→ **Task to complete**: Reproduce the data in full, exactly as it appears.

→ **Given entries**:
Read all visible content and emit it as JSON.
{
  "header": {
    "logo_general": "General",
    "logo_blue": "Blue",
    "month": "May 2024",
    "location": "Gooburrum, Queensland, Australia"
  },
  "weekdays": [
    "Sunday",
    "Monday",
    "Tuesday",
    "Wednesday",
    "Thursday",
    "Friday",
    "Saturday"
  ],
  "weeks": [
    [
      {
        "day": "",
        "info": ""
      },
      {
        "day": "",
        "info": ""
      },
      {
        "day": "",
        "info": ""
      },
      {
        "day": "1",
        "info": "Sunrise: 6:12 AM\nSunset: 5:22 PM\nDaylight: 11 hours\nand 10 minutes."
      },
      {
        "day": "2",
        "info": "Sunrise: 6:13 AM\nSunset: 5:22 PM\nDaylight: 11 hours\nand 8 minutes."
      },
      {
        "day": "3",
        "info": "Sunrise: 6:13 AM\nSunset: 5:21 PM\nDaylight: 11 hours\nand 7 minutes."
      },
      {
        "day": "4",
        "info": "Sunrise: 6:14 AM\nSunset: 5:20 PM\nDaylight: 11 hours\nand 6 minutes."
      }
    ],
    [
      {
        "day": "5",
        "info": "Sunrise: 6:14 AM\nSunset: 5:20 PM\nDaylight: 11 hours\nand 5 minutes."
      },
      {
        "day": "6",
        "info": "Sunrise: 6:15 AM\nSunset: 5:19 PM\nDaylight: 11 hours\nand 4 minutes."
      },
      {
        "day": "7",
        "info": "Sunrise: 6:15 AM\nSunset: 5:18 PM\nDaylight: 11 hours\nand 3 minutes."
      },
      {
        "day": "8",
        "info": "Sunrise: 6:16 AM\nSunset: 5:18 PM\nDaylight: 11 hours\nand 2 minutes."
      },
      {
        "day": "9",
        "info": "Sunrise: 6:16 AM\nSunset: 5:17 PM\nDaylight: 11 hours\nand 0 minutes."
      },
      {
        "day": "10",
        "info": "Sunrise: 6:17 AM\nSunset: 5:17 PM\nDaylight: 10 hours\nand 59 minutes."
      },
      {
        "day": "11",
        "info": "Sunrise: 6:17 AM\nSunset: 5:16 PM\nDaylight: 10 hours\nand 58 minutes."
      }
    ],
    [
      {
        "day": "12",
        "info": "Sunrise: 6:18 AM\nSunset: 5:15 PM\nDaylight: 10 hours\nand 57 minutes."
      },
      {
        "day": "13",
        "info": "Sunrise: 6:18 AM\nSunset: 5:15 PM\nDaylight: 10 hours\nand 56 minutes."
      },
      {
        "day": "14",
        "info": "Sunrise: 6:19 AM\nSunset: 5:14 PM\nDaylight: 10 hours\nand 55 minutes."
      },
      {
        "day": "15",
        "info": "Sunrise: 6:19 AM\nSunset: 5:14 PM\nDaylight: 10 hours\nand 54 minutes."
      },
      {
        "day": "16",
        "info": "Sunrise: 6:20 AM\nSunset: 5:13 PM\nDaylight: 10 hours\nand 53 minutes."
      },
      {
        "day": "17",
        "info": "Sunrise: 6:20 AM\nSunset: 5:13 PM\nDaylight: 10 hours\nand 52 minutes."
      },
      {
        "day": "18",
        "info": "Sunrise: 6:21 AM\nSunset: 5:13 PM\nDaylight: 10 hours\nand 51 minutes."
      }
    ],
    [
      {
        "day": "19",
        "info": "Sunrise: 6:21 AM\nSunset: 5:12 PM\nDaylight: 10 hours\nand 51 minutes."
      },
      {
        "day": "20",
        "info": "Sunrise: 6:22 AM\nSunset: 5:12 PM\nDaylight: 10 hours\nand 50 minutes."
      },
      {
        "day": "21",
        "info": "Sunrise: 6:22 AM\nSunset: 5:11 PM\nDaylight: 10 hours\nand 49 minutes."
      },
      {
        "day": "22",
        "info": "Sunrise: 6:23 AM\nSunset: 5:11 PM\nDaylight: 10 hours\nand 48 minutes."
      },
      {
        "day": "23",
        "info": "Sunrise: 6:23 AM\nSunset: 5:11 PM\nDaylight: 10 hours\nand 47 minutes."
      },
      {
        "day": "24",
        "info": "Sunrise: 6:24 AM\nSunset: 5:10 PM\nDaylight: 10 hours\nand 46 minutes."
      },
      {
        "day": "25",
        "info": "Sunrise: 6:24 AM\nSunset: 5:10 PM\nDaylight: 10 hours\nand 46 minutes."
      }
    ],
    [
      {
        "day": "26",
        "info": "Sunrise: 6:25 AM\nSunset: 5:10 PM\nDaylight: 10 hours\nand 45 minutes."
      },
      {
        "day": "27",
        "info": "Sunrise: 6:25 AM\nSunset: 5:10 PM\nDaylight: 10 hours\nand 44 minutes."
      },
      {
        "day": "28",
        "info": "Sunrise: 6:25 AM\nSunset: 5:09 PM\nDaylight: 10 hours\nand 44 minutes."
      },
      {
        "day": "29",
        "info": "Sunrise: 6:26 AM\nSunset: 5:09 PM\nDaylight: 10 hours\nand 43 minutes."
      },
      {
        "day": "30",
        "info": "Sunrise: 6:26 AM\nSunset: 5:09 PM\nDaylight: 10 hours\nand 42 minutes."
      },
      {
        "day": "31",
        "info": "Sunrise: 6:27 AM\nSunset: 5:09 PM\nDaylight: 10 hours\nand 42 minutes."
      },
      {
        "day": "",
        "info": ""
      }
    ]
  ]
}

→ **Exercise answer**:
Read all visible content and emit it as JSON.
{
  "header": {
    "logo_general": "General",
    "logo_blue": "Blue",
    "month": "May 2024",
    "location": "Gooburrum, Queensland, Australia"
  },
  "weekdays": [
    "Sunday",
    "Monday",
    "Tuesday",
    "Wednesday",
    "Thursday",
    "Friday",
    "Saturday"
  ],
  "weeks": [
    [
      {
        "day": "",
        "info": ""
      },
      {
        "day": "",
        "info": ""
      },
      {
        "day": "",
        "info": ""
      },
      {
        "day": "1",
        "info": "Sunrise: 6:12 AM\nSunset: 5:22 PM\nDaylight: 11 hours\nand 10 minutes."
      },
      {
        "day": "2",
        "info": "Sunrise: 6:13 AM\nSunset: 5:22 PM\nDaylight: 11 hours\nand 8 minutes."
      },
      {
        "day": "3",
        "info": "Sunrise: 6:13 AM\nSunset: 5:21 PM\nDaylight: 11 hours\nand 7 minutes."
      },
      {
        "day": "4",
        "info": "Sunrise: 6:14 AM\nSunset: 5:20 PM\nDaylight: 11 hours\nand 6 minutes."
      }
    ],
    [
      {
        "day": "5",
        "info": "Sunrise: 6:14 AM\nSunset: 5:20 PM\nDaylight: 11 hours\nand 5 minutes."
      },
      {
        "day": "6",
        "info": "Sunrise: 6:15 AM\nSunset: 5:19 PM\nDaylight: 11 hours\nand 4 minutes."
      },
      {
        "day": "7",
        "info": "Sunrise: 6:15 AM\nSunset: 5:18 PM\nDaylight: 11 hours\nand 3 minutes."
      },
      {
        "day": "8",
        "info": "Sunrise: 6:16 AM\nSunset: 5:18 PM\nDaylight: 11 hours\nand 2 minutes."
      },
      {
        "day": "9",
        "info": "Sunrise: 6:16 AM\nSunset: 5:17 PM\nDaylight: 11 hours\nand 0 minutes."
      },
      {
        "day": "10",
        "info": "Sunrise: 6:17 AM\nSunset: 5:17 PM\nDaylight: 10 hours\nand 59 minutes."
      },
      {
        "day": "11",
        "info": "Sunrise: 6:17 AM\nSunset: 5:16 PM\nDaylight: 10 hours\nand 58 minutes."
      }
    ],
    [
      {
        "day": "12",
        "info": "Sunrise: 6:18 AM\nSunset: 5:15 PM\nDaylight: 10 hours\nand 57 minutes."
      },
      {
        "day": "13",
        "info": "Sunrise: 6:18 AM\nSunset: 5:15 PM\nDaylight: 10 hours\nand 56 minutes."
      },
      {
        "day": "14",
        "info": "Sunrise: 6:19 AM\nSunset: 5:14 PM\nDaylight: 10 hours\nand 55 minutes."
      },
      {
        "day": "15",
        "info": "Sunrise: 6:19 AM\nSunset: 5:14 PM\nDaylight: 10 hours\nand 54 minutes."
      },
      {
        "day": "16",
        "info": "Sunrise: 6:20 AM\nSunset: 5:13 PM\nDaylight: 10 hours\nand 53 minutes."
      },
      {
        "day": "17",
        "info": "Sunrise: 6:20 AM\nSunset: 5:13 PM\nDaylight: 10 hours\nand 52 minutes."
      },
      {
        "day": "18",
        "info": "Sunrise: 6:21 AM\nSunset: 5:13 PM\nDaylight: 10 hours\nand 51 minutes."
      }
    ],
    [
      {
        "day": "19",
        "info": "Sunrise: 6:21 AM\nSunset: 5:12 PM\nDaylight: 10 hours\nand 51 minutes."
      },
      {
        "day": "20",
        "info": "Sunrise: 6:22 AM\nSunset: 5:12 PM\nDaylight: 10 hours\nand 50 minutes."
      },
      {
        "day": "21",
        "info": "Sunrise: 6:22 AM\nSunset: 5:11 PM\nDaylight: 10 hours\nand 49 minutes."
      },
      {
        "day": "22",
        "info": "Sunrise: 6:23 AM\nSunset: 5:11 PM\nDaylight: 10 hours\nand 48 minutes."
      },
      {
        "day": "23",
        "info": "Sunrise: 6:23 AM\nSunset: 5:11 PM\nDaylight: 10 hours\nand 47 minutes."
      },
      {
        "day": "24",
        "info": "Sunrise: 6:24 AM\nSunset: 5:10 PM\nDaylight: 10 hours\nand 46 minutes."
      },
      {
        "day": "25",
        "info": "Sunrise: 6:24 AM\nSunset: 5:10 PM\nDaylight: 10 hours\nand 46 minutes."
      }
    ],
    [
      {
        "day": "26",
        "info": "Sunrise: 6:25 AM\nSunset: 5:10 PM\nDaylight: 10 hours\nand 45 minutes."
      },
      {
        "day": "27",
        "info": "Sunrise: 6:25 AM\nSunset: 5:10 PM\nDaylight: 10 hours\nand 44 minutes."
      },
      {
        "day": "28",
        "info": "Sunrise: 6:25 AM\nSunset: 5:09 PM\nDaylight: 10 hours\nand 44 minutes."
      },
      {
        "day": "29",
        "info": "Sunrise: 6:26 AM\nSunset: 5:09 PM\nDaylight: 10 hours\nand 43 minutes."
      },
      {
        "day": "30",
        "info": "Sunrise: 6:26 AM\nSunset: 5:09 PM\nDaylight: 10 hours\nand 42 minutes."
      },
      {
        "day": "31",
        "info": "Sunrise: 6:27 AM\nSunset: 5:09 PM\nDaylight: 10 hours\nand 42 minutes."
      },
      {
        "day": "",
        "info": ""
      }
    ]
  ]
}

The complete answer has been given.